  • SiteMeter autocreates a map of locations visiting a web page - such as this one of visitors in the past day to the Online Learning Update blog.

There are many ways that we might use these in classes or to make meaning out of multiple sets of data.

To combine a couple of Web 2.0 applications - check out this Flickr of Images tagged as Mashups !

Pedagogical Considerations

As with all online and blended learning, the preferred pedagogical approach is to encourage participation of learners in active learning; interaction; and engagement with the instructor, learning materials, and fellow learners.

Intellectual Property Rights in a Web 2.0 World

With new content created every split second and the ability to copy everything online in an instant, does copyright mean anything anymore? To those who use Creative Commons, it does.

The Wayback Machine at the Internet Archive collects copies of online materials - billions (85) of Web pages - and keeps them neatly archived by year and month. This is a grand resource for many purposes - not the least of which is to revive "dead" links. The Internet Archive also will serve up audio for podcasts and other applications!

The next BIG (little) thing!

Web 2.0 has commonly been described as being in a state of perpetual beta - one might ask When Will We Ever Get there? The answer, of course, is that we are there and we will never get there.

Web 2.0 continues to evolve and expand. Along the way there are developments that lift us to a new level - the iPhone and Touch iPod for example. It appears that these platforms have helped us to pass the barrier to mobile learning (M-Learning or Handheld Learning). Check out this tour of the Colorado Tech online learning portal via an iPhone:

Multi-User Virtual Environments (MUVE) have also passed a threshold with the advent of Second Life. In Higher Ed in Second Life: Fall 2007 you can glimpse the future of simulations and virtual interactions. And, Second Life, is only one of some three dozen active MUVEs - and speculation is rampant that Google is about to release the Metaverse "My World" - a MUVE / social networking site with avatars roaming Google Earth!

This reminds us of words attributed to Hericlitus, in about 500 B.C.

Hericlitus by Johannes Moreelse
"the only thing constant is change itself"

A Postscript ... and a beginning - to be continued

Michael Wesch and his Cultural Anthropology students just released another video last week, it is a class project from the spring 2007 term.

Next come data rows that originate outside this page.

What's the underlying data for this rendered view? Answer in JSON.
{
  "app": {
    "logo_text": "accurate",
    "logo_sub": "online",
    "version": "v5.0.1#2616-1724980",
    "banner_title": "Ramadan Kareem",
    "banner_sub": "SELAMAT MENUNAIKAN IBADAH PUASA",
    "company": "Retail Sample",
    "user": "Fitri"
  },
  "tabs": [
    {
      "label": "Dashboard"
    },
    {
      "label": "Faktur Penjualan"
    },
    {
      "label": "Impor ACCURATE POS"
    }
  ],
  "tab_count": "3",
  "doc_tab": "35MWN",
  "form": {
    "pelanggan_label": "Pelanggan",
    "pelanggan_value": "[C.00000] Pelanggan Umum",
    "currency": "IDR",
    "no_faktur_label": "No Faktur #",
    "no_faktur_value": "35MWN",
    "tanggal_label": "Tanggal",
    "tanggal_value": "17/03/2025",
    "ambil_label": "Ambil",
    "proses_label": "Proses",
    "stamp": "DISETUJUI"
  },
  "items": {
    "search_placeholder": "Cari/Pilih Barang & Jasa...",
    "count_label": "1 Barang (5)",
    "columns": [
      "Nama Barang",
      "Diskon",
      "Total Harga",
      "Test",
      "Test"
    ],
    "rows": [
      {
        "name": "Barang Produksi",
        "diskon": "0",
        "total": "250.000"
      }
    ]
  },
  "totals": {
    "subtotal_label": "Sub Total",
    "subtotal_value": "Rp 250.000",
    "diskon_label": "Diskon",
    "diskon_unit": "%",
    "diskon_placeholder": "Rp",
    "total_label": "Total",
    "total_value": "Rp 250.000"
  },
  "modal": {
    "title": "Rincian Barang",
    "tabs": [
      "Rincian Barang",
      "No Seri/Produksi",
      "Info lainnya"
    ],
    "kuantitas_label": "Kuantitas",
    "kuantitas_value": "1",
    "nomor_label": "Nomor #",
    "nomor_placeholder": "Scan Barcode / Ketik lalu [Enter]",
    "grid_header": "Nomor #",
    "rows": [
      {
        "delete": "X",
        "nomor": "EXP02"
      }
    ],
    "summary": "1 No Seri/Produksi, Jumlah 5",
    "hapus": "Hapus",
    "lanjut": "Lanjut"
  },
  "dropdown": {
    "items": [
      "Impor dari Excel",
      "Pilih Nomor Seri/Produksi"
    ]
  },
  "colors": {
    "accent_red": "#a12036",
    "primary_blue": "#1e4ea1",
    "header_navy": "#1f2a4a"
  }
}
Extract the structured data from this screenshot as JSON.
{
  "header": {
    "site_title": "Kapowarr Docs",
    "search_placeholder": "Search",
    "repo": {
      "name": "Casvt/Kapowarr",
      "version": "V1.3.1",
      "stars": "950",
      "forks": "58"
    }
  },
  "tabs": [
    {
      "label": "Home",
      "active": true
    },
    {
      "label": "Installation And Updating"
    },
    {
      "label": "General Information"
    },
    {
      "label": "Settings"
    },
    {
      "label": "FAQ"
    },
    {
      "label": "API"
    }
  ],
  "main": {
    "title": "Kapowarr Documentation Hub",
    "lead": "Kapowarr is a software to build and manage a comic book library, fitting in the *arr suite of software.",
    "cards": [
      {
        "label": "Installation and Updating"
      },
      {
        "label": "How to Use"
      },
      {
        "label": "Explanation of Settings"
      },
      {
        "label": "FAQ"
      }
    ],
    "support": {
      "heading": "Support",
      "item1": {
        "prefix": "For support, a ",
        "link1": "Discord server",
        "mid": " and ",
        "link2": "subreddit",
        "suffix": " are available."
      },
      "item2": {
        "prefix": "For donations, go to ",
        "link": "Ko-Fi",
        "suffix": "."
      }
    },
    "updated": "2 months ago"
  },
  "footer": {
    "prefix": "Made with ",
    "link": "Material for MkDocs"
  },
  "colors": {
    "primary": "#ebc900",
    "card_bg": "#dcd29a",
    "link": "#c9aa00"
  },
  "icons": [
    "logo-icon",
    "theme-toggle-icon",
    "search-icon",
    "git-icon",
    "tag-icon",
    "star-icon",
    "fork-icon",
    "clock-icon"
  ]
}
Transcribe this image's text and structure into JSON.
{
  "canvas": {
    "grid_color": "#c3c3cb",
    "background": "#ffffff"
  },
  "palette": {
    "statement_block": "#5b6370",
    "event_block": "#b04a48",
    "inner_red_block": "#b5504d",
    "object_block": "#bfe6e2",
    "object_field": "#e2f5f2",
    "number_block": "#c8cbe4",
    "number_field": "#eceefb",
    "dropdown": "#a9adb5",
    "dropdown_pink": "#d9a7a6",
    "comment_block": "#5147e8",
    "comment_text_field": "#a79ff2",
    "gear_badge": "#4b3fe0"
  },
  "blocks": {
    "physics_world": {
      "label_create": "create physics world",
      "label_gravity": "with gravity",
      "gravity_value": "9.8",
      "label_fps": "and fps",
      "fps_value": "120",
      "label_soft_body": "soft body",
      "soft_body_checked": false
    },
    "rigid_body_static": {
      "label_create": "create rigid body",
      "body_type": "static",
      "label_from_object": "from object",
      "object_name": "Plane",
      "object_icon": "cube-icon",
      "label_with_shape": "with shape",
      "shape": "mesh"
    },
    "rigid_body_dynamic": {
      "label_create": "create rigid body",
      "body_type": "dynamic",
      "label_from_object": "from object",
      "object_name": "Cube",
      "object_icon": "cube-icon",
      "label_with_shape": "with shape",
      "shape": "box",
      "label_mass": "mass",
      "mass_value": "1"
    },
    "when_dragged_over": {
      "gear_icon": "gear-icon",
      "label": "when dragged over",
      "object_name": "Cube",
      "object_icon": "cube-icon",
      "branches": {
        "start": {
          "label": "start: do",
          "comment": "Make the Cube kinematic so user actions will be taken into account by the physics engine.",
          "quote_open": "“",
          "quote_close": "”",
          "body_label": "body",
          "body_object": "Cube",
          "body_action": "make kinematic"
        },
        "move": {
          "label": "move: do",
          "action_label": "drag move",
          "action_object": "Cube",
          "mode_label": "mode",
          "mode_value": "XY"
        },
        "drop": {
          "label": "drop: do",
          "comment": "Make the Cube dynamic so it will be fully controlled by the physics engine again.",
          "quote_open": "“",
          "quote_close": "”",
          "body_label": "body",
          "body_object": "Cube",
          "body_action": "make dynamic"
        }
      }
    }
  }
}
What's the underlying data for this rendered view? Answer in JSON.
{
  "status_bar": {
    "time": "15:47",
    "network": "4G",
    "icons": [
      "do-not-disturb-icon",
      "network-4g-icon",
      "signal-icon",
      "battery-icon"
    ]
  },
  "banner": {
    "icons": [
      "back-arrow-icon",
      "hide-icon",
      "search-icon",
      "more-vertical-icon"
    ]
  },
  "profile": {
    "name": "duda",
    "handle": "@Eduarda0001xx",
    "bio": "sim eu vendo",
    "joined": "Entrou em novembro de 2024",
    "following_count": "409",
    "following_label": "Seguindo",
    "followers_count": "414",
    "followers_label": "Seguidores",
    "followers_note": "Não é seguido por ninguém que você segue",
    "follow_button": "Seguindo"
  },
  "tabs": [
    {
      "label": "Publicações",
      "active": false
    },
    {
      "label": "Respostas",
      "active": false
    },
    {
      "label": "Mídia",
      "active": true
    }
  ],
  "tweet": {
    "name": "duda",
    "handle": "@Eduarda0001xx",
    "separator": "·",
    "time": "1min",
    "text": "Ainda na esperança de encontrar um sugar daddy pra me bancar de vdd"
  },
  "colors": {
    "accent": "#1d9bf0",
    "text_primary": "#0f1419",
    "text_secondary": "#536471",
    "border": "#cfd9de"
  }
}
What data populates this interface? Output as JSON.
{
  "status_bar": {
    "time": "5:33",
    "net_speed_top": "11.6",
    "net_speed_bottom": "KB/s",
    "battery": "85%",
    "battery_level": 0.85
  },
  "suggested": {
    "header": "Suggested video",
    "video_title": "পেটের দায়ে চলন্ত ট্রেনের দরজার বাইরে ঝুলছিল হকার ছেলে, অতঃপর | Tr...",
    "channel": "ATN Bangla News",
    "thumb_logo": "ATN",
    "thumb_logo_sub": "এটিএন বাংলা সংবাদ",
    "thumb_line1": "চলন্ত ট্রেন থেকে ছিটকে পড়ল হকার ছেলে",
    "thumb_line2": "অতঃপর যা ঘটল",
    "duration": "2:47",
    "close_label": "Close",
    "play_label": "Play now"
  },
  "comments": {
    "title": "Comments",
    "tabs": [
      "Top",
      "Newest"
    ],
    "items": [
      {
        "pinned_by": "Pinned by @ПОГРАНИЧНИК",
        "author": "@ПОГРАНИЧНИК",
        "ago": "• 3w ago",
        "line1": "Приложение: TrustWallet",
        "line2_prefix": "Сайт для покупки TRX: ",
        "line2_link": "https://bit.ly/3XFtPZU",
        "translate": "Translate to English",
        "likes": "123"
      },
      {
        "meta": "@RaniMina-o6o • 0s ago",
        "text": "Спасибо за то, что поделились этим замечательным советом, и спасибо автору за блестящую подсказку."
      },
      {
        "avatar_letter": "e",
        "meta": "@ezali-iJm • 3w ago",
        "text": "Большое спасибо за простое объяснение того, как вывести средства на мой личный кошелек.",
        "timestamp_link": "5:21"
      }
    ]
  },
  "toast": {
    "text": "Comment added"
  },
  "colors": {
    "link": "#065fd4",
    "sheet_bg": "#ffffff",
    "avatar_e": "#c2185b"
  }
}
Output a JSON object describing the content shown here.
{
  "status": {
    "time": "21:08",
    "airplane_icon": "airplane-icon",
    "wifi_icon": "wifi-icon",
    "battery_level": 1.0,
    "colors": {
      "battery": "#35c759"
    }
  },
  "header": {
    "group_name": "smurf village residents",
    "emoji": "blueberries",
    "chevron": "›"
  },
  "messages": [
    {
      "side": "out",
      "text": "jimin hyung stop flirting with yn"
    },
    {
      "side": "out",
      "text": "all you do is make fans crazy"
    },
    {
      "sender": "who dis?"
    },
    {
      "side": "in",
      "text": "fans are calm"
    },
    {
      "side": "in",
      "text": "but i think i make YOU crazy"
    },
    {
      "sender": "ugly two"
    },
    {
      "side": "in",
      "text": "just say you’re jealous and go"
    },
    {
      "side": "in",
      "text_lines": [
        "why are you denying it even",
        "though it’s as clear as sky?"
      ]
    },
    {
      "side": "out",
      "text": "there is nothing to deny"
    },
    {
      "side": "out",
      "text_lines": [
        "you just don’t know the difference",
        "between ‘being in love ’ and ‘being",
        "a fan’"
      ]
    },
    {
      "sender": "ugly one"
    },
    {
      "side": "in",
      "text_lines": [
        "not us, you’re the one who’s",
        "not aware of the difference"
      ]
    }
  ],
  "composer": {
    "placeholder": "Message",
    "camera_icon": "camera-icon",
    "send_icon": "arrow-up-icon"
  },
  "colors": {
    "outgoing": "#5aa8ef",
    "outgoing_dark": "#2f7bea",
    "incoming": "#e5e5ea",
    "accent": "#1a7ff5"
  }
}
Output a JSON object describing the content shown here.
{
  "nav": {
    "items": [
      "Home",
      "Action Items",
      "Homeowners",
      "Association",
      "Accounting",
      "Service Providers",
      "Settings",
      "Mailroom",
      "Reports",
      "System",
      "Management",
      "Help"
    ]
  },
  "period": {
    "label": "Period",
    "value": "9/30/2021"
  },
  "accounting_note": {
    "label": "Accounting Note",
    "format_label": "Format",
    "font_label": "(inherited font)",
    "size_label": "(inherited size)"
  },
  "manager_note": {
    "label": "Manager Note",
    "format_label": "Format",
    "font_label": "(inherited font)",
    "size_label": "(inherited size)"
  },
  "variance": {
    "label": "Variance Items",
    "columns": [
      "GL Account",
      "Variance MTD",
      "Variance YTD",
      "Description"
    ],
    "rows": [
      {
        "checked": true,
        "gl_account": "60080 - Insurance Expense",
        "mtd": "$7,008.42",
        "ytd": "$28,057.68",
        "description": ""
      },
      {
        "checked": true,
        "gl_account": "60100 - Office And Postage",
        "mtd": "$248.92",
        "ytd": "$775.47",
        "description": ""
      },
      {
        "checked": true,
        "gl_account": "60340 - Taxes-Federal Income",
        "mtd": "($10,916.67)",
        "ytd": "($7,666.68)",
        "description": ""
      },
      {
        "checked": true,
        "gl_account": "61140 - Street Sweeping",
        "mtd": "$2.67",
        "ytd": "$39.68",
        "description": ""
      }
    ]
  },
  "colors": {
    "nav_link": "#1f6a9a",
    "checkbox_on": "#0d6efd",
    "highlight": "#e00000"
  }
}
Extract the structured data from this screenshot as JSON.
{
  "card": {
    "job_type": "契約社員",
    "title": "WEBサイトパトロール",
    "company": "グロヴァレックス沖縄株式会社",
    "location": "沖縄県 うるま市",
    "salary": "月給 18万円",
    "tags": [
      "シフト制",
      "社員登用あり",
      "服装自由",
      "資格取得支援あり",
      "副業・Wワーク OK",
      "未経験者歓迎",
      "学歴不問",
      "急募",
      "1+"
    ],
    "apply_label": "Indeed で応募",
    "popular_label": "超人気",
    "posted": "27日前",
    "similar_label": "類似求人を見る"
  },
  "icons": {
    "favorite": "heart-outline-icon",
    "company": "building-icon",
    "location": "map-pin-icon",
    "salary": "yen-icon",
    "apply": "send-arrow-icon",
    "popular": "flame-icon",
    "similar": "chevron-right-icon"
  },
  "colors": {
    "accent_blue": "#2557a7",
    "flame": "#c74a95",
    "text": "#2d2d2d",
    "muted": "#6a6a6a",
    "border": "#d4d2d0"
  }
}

I think it contains some things we might want to talk about:
A Vision of Students Today .

I hope this will be a springboard to some continuing Conversations.